TASK TO COMPLETE: Write out the listing below word for word.

DATA SECTION:
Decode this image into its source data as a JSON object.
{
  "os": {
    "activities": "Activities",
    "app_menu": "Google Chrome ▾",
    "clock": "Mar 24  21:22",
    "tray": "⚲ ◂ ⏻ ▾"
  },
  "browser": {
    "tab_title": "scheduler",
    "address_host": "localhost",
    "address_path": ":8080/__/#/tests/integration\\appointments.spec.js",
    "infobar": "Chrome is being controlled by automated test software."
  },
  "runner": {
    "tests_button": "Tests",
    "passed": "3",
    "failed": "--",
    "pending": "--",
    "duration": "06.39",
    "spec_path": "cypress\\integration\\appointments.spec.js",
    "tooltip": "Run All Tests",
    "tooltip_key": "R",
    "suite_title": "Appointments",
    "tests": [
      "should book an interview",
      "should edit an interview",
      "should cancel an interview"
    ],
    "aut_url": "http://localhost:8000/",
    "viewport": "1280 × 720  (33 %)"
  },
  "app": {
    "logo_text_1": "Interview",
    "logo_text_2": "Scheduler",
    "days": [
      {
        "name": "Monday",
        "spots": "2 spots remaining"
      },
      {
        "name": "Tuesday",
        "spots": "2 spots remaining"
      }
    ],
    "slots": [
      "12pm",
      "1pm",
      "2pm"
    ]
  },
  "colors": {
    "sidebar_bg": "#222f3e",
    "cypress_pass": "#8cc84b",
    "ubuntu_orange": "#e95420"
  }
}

RESULT FOR THIS EXERCISE:
Decode this image into its source data as a JSON object.
{
  "os": {
    "activities": "Activities",
    "app_menu": "Google Chrome ▾",
    "clock": "Mar 24  21:22",
    "tray": "⚲ ◂ ⏻ ▾"
  },
  "browser": {
    "tab_title": "scheduler",
    "address_host": "localhost",
    "address_path": ":8080/__/#/tests/integration\\appointments.spec.js",
    "infobar": "Chrome is being controlled by automated test software."
  },
  "runner": {
    "tests_button": "Tests",
    "passed": "3",
    "failed": "--",
    "pending": "--",
    "duration": "06.39",
    "spec_path": "cypress\\integration\\appointments.spec.js",
    "tooltip": "Run All Tests",
    "tooltip_key": "R",
    "suite_title": "Appointments",
    "tests": [
      "should book an interview",
      "should edit an interview",
      "should cancel an interview"
    ],
    "aut_url": "http://localhost:8000/",
    "viewport": "1280 × 720  (33 %)"
  },
  "app": {
    "logo_text_1": "Interview",
    "logo_text_2": "Scheduler",
    "days": [
      {
        "name": "Monday",
        "spots": "2 spots remaining"
      },
      {
        "name": "Tuesday",
        "spots": "2 spots remaining"
      }
    ],
    "slots": [
      "12pm",
      "1pm",
      "2pm"
    ]
  },
  "colors": {
    "sidebar_bg": "#222f3e",
    "cypress_pass": "#8cc84b",
    "ubuntu_orange": "#e95420"
  }
}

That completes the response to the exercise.